3. Wedding Superstitions
To my knowledge, my husband did not take part in any wedding superstitions. He did not have to duck and dodge the morning of the wedding to make sure I didn't catch a glimpse of him in his tux for fear it would bring bad luck upon our marriage. And, speaking of bad luck, he didn't listen to a million people wish it would rain on our big day because a light shower before your nuptials is apparently a good omen. Likewise, I don't remember him having to hunt down something old, something new, something borrowed, and something blue to ensure we would in fact live happily ever after. Weird, right?
4. The Circus That Is Hair, Makeup, And Fittings
I know what the naysayers will chime in with here — "But it's your decision to get your hair and makeup done" and all of that other stuff that transforms you into the classic blushing bride. Only, is it? Is it really, you guys? If it is, awesome. It should be your choice. But the reality of it is that women are expected to look a certain when they make their way down that aisle according to our culture, and anyone who says otherwise is fooling themselves. Men might have a tux fitting and hit the barber shop once before the big day, but women put in serious time getting practice 'dos, visiting the salon, testing out makeup styles, and more. Even if it can often be fun, it's also exhausting — and all the more so if you're doing it because of outside pressure that you're "supposed" to do it, rather than for your own enjoyment.
5. Who Will "Give You Away"

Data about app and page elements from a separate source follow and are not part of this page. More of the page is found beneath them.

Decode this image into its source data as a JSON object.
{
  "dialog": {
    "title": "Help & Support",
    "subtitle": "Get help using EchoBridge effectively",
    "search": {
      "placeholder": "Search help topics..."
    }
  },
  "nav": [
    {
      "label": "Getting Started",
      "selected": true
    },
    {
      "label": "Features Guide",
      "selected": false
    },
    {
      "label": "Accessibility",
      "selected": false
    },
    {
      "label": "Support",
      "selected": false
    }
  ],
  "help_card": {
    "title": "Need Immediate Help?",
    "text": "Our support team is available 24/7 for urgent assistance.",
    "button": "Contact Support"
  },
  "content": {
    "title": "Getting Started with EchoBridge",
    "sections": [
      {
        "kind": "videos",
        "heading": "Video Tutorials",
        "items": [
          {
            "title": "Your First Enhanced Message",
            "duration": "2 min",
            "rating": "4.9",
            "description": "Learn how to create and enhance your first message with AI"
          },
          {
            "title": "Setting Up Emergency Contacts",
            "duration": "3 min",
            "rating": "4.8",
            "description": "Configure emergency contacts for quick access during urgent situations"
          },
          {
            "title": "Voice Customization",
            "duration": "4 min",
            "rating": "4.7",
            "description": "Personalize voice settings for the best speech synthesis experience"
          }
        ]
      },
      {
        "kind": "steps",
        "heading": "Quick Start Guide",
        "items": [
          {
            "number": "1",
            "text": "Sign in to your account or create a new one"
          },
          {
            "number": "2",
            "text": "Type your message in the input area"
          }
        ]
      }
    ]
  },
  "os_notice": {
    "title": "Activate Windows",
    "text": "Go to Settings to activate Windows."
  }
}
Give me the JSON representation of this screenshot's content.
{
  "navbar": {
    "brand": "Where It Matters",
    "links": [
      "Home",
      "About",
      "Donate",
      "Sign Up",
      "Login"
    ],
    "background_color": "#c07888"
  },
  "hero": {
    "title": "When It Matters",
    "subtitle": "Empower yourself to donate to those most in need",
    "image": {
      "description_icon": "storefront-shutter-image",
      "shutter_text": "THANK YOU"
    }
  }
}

If ever there was a sexist wedding tradition that has been perpetuated, 'tis this. There's simply no denying that it dates back to the days when the father of the bride paid a dowry and handed over his daughter to a suitor who would help advance the family name or position in society. Yet, most of us still do it. I did it, which surprises even me, but I didn't want to hurt the old man's feelings. For men, this is a moot point, but for women it could make or break the day. Do you walk yourself down the aisle? Or do you have your dad do it? What if you have a step-dad? The implications of the decision could tinge the whole vibe of your day.